Radio-tagged sockeye head upriver

July 23, 2021

Over 300 salmon were radio-tagged earlier this summer as part of the Sockeye Salmon Migration Study in the Copper River. Our goal is to understand how changes in size, condition, and health of sockeye salmon are affecting their ability to migrate and successfully reproduce in the Copper River. There has been a long-term decline in size of adult sockeye salmon in the river, and in recent years we have also noted a drop in energetic condition of the fish. Through a combination of fixed antennas situated along river banks, aerial surveys, and tracking by foot close to the spawning grounds, we hope to describe their migratory patterns throughout the watershed.

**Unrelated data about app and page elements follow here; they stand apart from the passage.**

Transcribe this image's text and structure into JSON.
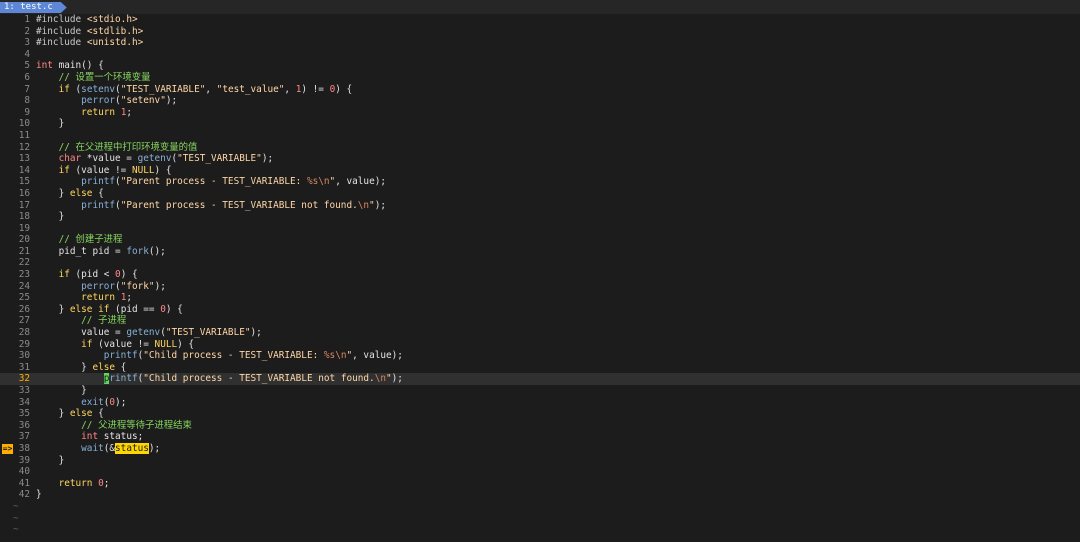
{
  "tab": {
    "label": "1: test.c"
  },
  "editor": {
    "lines": [
      {
        "n": "1",
        "code": "#include <stdio.h>"
      },
      {
        "n": "2",
        "code": "#include <stdlib.h>"
      },
      {
        "n": "3",
        "code": "#include <unistd.h>"
      },
      {
        "n": "4",
        "code": ""
      },
      {
        "n": "5",
        "code": "int main() {"
      },
      {
        "n": "6",
        "code": "    // 设置一个环境变量"
      },
      {
        "n": "7",
        "code": "    if (setenv(\"TEST_VARIABLE\", \"test_value\", 1) != 0) {"
      },
      {
        "n": "8",
        "code": "        perror(\"setenv\");"
      },
      {
        "n": "9",
        "code": "        return 1;"
      },
      {
        "n": "10",
        "code": "    }"
      },
      {
        "n": "11",
        "code": ""
      },
      {
        "n": "12",
        "code": "    // 在父进程中打印环境变量的值"
      },
      {
        "n": "13",
        "code": "    char *value = getenv(\"TEST_VARIABLE\");"
      },
      {
        "n": "14",
        "code": "    if (value != NULL) {"
      },
      {
        "n": "15",
        "code": "        printf(\"Parent process - TEST_VARIABLE: %s\\n\", value);"
      },
      {
        "n": "16",
        "code": "    } else {"
      },
      {
        "n": "17",
        "code": "        printf(\"Parent process - TEST_VARIABLE not found.\\n\");"
      },
      {
        "n": "18",
        "code": "    }"
      },
      {
        "n": "19",
        "code": ""
      },
      {
        "n": "20",
        "code": "    // 创建子进程"
      },
      {
        "n": "21",
        "code": "    pid_t pid = fork();"
      },
      {
        "n": "22",
        "code": ""
      },
      {
        "n": "23",
        "code": "    if (pid < 0) {"
      },
      {
        "n": "24",
        "code": "        perror(\"fork\");"
      },
      {
        "n": "25",
        "code": "        return 1;"
      },
      {
        "n": "26",
        "code": "    } else if (pid == 0) {"
      },
      {
        "n": "27",
        "code": "        // 子进程"
      },
      {
        "n": "28",
        "code": "        value = getenv(\"TEST_VARIABLE\");"
      },
      {
        "n": "29",
        "code": "        if (value != NULL) {"
      },
      {
        "n": "30",
        "code": "            printf(\"Child process - TEST_VARIABLE: %s\\n\", value);"
      },
      {
        "n": "31",
        "code": "        } else {"
      },
      {
        "n": "32",
        "code": "            printf(\"Child process - TEST_VARIABLE not found.\\n\");",
        "current": true
      },
      {
        "n": "33",
        "code": "        }"
      },
      {
        "n": "34",
        "code": "        exit(0);"
      },
      {
        "n": "35",
        "code": "    } else {"
      },
      {
        "n": "36",
        "code": "        // 父进程等待子进程结束"
      },
      {
        "n": "37",
        "code": "        int status;"
      },
      {
        "n": "38",
        "code": "        wait(&status);",
        "sign": "=>"
      },
      {
        "n": "39",
        "code": "    }"
      },
      {
        "n": "40",
        "code": ""
      },
      {
        "n": "41",
        "code": "    return 0;"
      },
      {
        "n": "42",
        "code": "}"
      }
    ],
    "tildes": [
      "~",
      "~",
      "~"
    ]
  },
  "colors": {
    "background": "#1c1c1c",
    "tab_background": "#5f87d7",
    "line_number": "#8a8a8a",
    "current_line_number": "#ffaf00",
    "keyword": "#ffd75f",
    "type": "#ff8787",
    "function": "#87afd7",
    "string": "#ffd7a7",
    "comment": "#87d75f",
    "cursor": "#5fd75f",
    "search_highlight": "#ffd700",
    "sign": "#ffaf00"
  }
}
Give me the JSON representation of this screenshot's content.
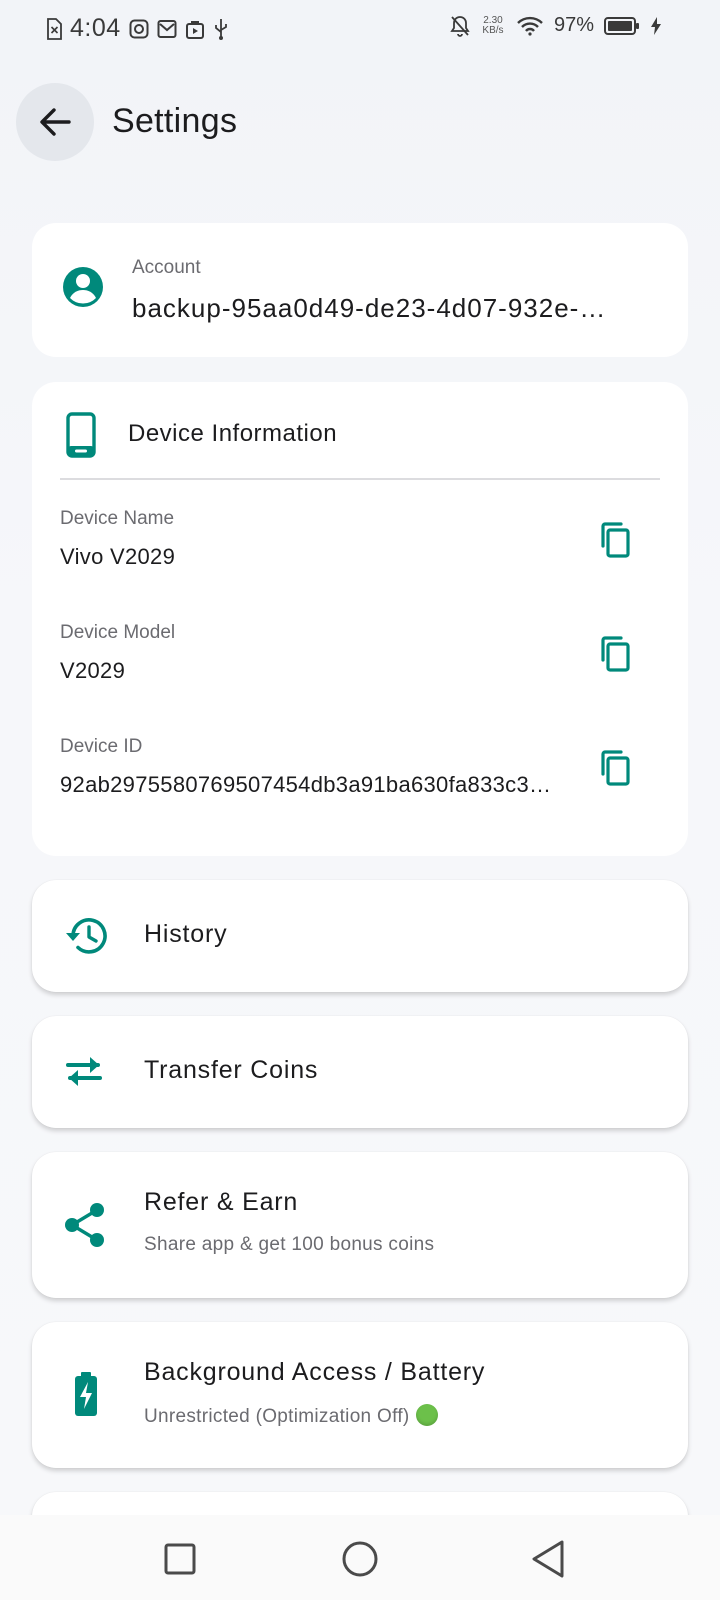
{
  "status_bar": {
    "time": "4:04",
    "net_speed_value": "2.30",
    "net_speed_unit": "KB/s",
    "battery_percent": "97%"
  },
  "header": {
    "title": "Settings",
    "back_icon": "arrow-back-icon"
  },
  "account": {
    "label": "Account",
    "value": "backup-95aa0d49-de23-4d07-932e-…",
    "icon": "account-circle-icon"
  },
  "device_info": {
    "title": "Device Information",
    "icon": "smartphone-icon",
    "rows": [
      {
        "label": "Device Name",
        "value": "Vivo V2029"
      },
      {
        "label": "Device Model",
        "value": "V2029"
      },
      {
        "label": "Device ID",
        "value": "92ab2975580769507454db3a91ba630fa833c3…"
      }
    ],
    "copy_icon": "copy-icon"
  },
  "menu": {
    "history": {
      "title": "History",
      "icon": "history-icon"
    },
    "transfer": {
      "title": "Transfer Coins",
      "icon": "swap-arrows-icon"
    },
    "refer": {
      "title": "Refer & Earn",
      "subtitle": "Share app & get 100 bonus coins",
      "icon": "share-icon"
    },
    "battery": {
      "title": "Background Access / Battery",
      "subtitle": "Unrestricted (Optimization Off)",
      "icon": "battery-charging-icon",
      "status_color": "#6cc04a"
    }
  },
  "colors": {
    "accent": "#00897b",
    "background": "#f6f7fa",
    "card": "#ffffff"
  }
}
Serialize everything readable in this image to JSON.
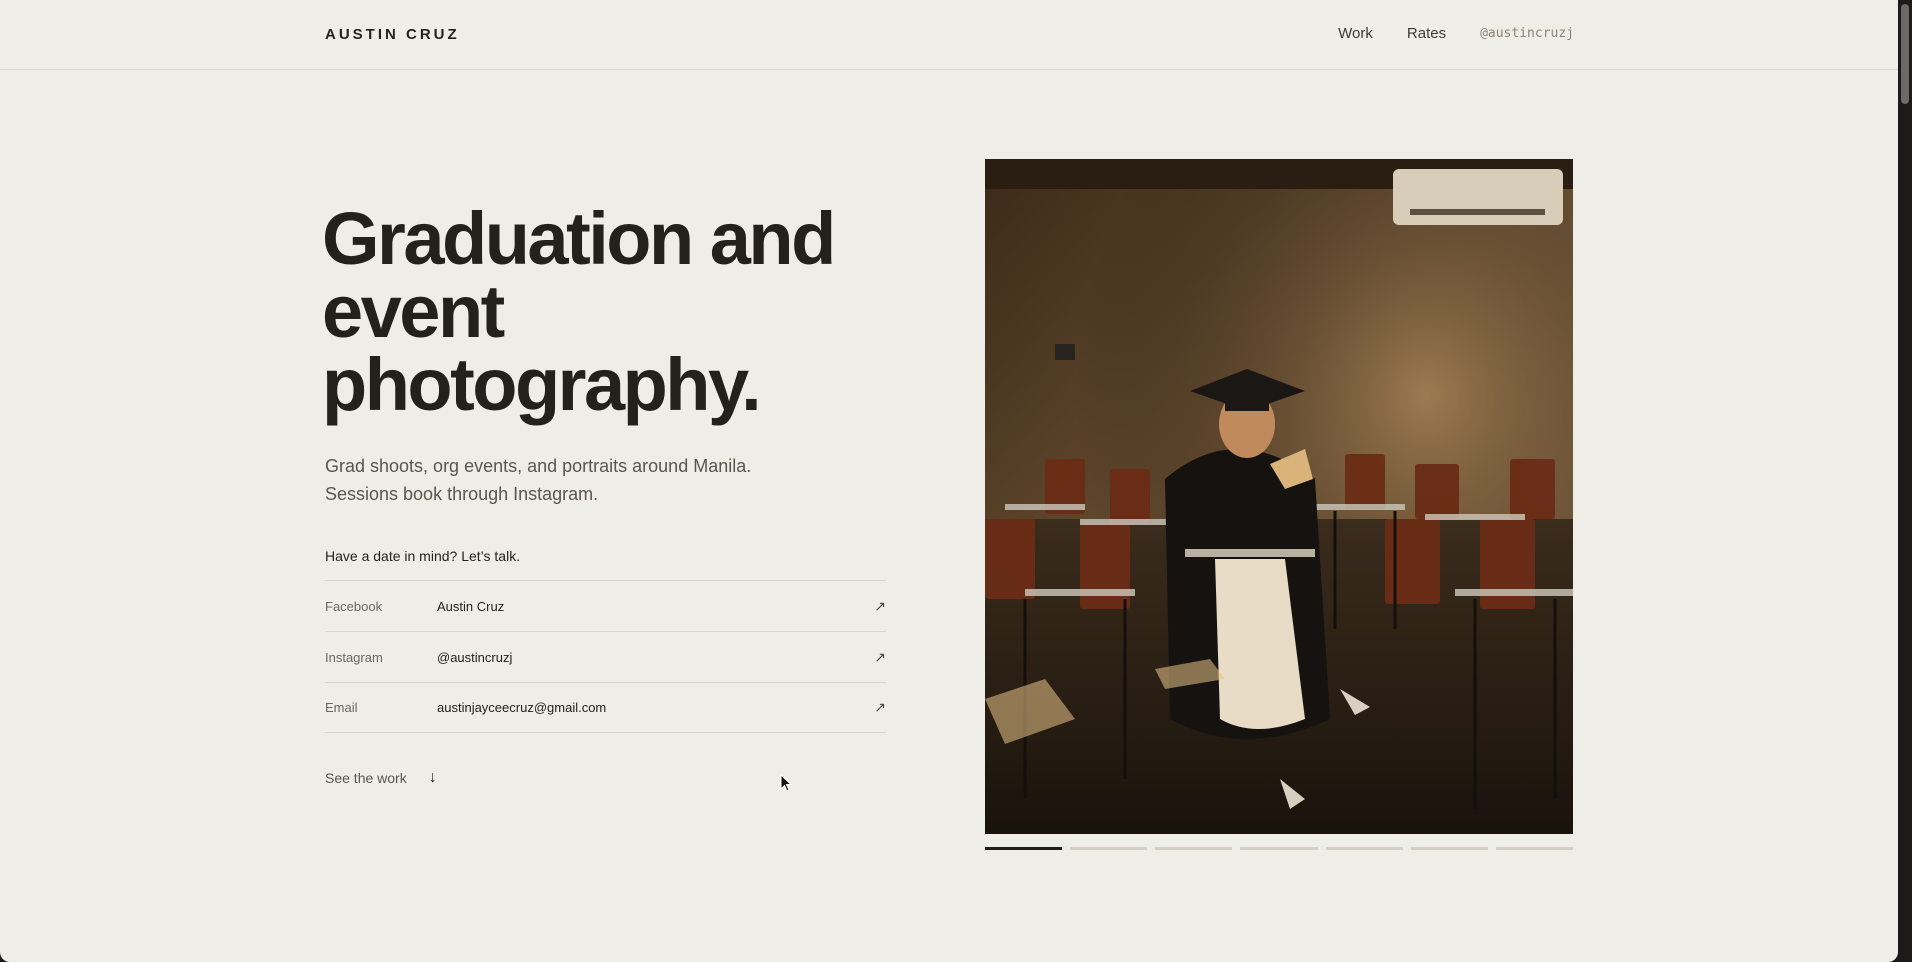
{
  "header": {
    "brand": "AUSTIN CRUZ",
    "nav": [
      {
        "label": "Work"
      },
      {
        "label": "Rates"
      }
    ],
    "handle": "@austincruzj"
  },
  "hero": {
    "title": "Graduation and event photography.",
    "lede": "Grad shoots, org events, and portraits around Manila. Sessions book through Instagram.",
    "cta": "Have a date in mind? Let’s talk.",
    "contacts": [
      {
        "label": "Facebook",
        "value": "Austin Cruz",
        "arrow": "↗"
      },
      {
        "label": "Instagram",
        "value": "@austincruzj",
        "arrow": "↗"
      },
      {
        "label": "Email",
        "value": "austinjayceecruz@gmail.com",
        "arrow": "↗"
      }
    ],
    "see_work": "See the work",
    "see_work_arrow": "↓"
  },
  "gallery": {
    "slide_count": 7,
    "active_slide": 1
  }
}
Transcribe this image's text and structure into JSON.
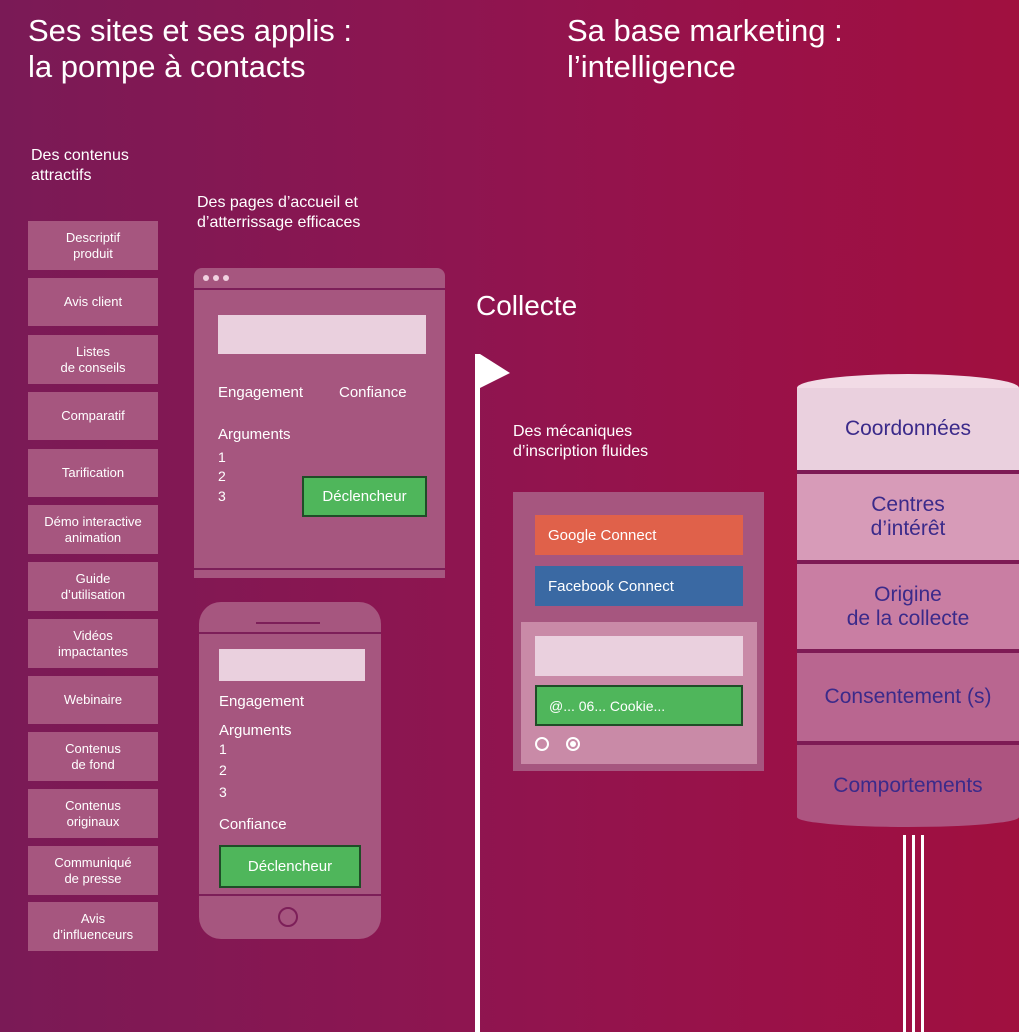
{
  "headings": {
    "sites_line1": "Ses sites et ses applis :",
    "sites_line2": "la pompe à contacts",
    "base_line1": "Sa base marketing :",
    "base_line2": "l’intelligence"
  },
  "contents": {
    "label_line1": "Des contenus",
    "label_line2": "attractifs",
    "items": [
      {
        "l1": "Descriptif",
        "l2": "produit"
      },
      {
        "l1": "Avis client",
        "l2": ""
      },
      {
        "l1": "Listes",
        "l2": "de conseils"
      },
      {
        "l1": "Comparatif",
        "l2": ""
      },
      {
        "l1": "Tarification",
        "l2": ""
      },
      {
        "l1": "Démo interactive",
        "l2": "animation"
      },
      {
        "l1": "Guide",
        "l2": "d’utilisation"
      },
      {
        "l1": "Vidéos",
        "l2": "impactantes"
      },
      {
        "l1": "Webinaire",
        "l2": ""
      },
      {
        "l1": "Contenus",
        "l2": "de fond"
      },
      {
        "l1": "Contenus",
        "l2": "originaux"
      },
      {
        "l1": "Communiqué",
        "l2": "de presse"
      },
      {
        "l1": "Avis",
        "l2": "d’influenceurs"
      }
    ]
  },
  "landing": {
    "label_line1": "Des pages d’accueil et",
    "label_line2": "d’atterrissage efficaces",
    "desktop": {
      "engagement": "Engagement",
      "confiance": "Confiance",
      "arguments": "Arguments",
      "n1": "1",
      "n2": "2",
      "n3": "3",
      "trigger": "Déclencheur"
    },
    "mobile": {
      "engagement": "Engagement",
      "arguments": "Arguments",
      "n1": "1",
      "n2": "2",
      "n3": "3",
      "confiance": "Confiance",
      "trigger": "Déclencheur"
    }
  },
  "collecte": {
    "title": "Collecte",
    "label_line1": "Des mécaniques",
    "label_line2": "d’inscription fluides",
    "google": "Google Connect",
    "facebook": "Facebook Connect",
    "submit": "@... 06... Cookie...",
    "colors": {
      "google": "#e0614a",
      "facebook": "#3a69a3",
      "submit": "#4fb65b"
    }
  },
  "database": {
    "segments": [
      {
        "l1": "Coordonnées",
        "l2": ""
      },
      {
        "l1": "Centres",
        "l2": "d’intérêt"
      },
      {
        "l1": "Origine",
        "l2": "de la collecte"
      },
      {
        "l1": "Consentement (s)",
        "l2": ""
      },
      {
        "l1": "Comportements",
        "l2": ""
      }
    ]
  }
}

Thanks to the Copper River Marketing Association for supporting our project this year, and all the help from Native Village of Eyak at Baird Canyon and ADF&G for radio tracking support. Project led by Prince William Sound Science Center and UAF College of Fisheries & Ocean Sciences.

Salmon are captured by a research fishwheel in the lower Copper River. Measurements are taken, and then they are are radio tagged and released.

The tagged fish are making their way up to the spawning grounds, moving at about 8 km per day (~5 miles per day). It takes some over 1 1/2 months to make the journey. Each red dot here is the position of each of our tagged sockeye salmon in mid-June (determined from aerial survey).

Copper River sockeye after they arrive at the spawning grounds. Male is above, female is below.